We present new methods for batch anomaly detection in multivariate time series. Our methods are based on maximizing the Kullback-Leibler divergence between the data distribution within and outside an interval of the time series. An empirical analysis shows the benefits of our algorithms compared to methods that treat each time step independently from each other without optimizing with respect to all possible intervals.
We propose a robust variational autoencoder with $\beta$ divergence for tabular data (RTVAE) with mixed categorical and continuous features. Variational autoencoders (VAE) and their variations are popular frameworks for anomaly detection problems. The primary assumption is that we can learn representations for normal patterns via VAEs and any deviation from that can indicate anomalies. However, the training data itself can contain outliers. The source of outliers in training data include the data collection process itself (random noise) or a malicious attacker (data poisoning) who may target to degrade the performance of the machine learning model. In either case, these outliers can disproportionately affect the training process of VAEs and may lead to wrong conclusions about what the normal behavior is. In this work, we derive a novel form of a variational autoencoder for tabular data sets with categorical and continuous features that is robust to outliers in training data. Our results on the anomaly detection application for network traffic datasets demonstrate the effectiveness of our approach.

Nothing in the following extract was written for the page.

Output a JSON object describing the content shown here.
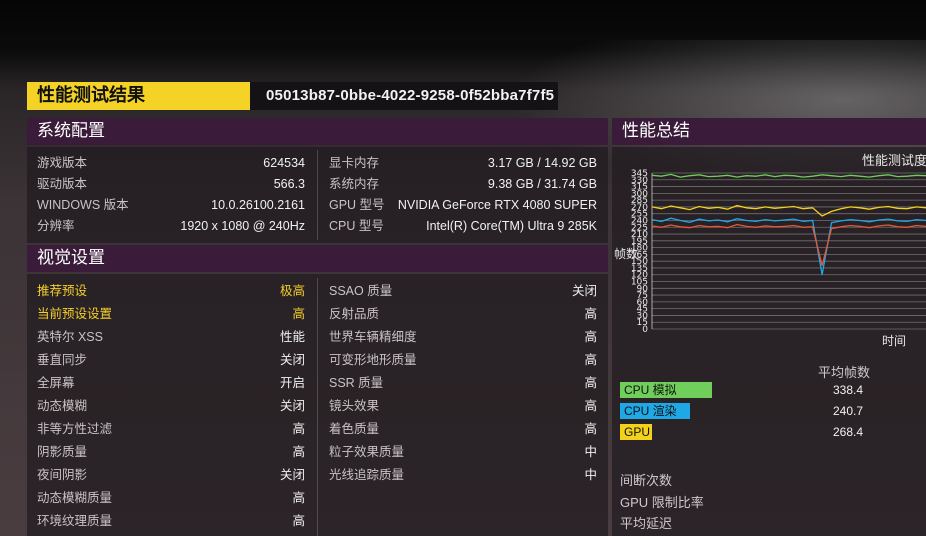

Automatic detection of anomalies in space- and time-varying measurements is an important tool in several fields, e.g., fraud detection, climate analysis, or healthcare monitoring. We present an algorithm for detecting anomalous regions in multivariate spatio-temporal time-series, which allows for spotting the interesting parts in large amounts of data, including video and text data. In opposition to existing techniques for detecting isolated anomalous data points, we propose the "Maximally Divergent Intervals" (MDI) framework for unsupervised detection of coherent spatial regions and time intervals characterized by a high Kullback-Leibler divergence compared with all other data given. In this regard, we define an unbiased Kullback-Leibler divergence that allows for ranking regions of different size and show how to enable the algorithm to run on large-scale data sets in reasonable time using an interval proposal technique. Experiments on both synthetic and real data from various domains, such as climate analysis, video surveillance, and text forensics, demonstrate that our method is widely applicable and a valuable tool for finding interesting events in different types of data.
Low-dimensional embedding, manifold learning, clustering, classification, and anomaly detection are among the most important problems in machine learning. The existing methods usually consider the case when each instance has a fixed, finite-dimensional feature representation. Here we consider a different setting. We assume that each instance corresponds to a continuous probability distribution. These distributions are unknown, but we are given some i.i.d. samples from each distribution. Our goal is to estimate the distances between these distributions and use these distances to perform low-dimensional embedding, clustering/classification, or anomaly detection for the distributions. We present estimation algorithms, describe how to apply them for machine learning tasks on distributions, and show empirical results on synthetic data, real word images, and astronomical data sets.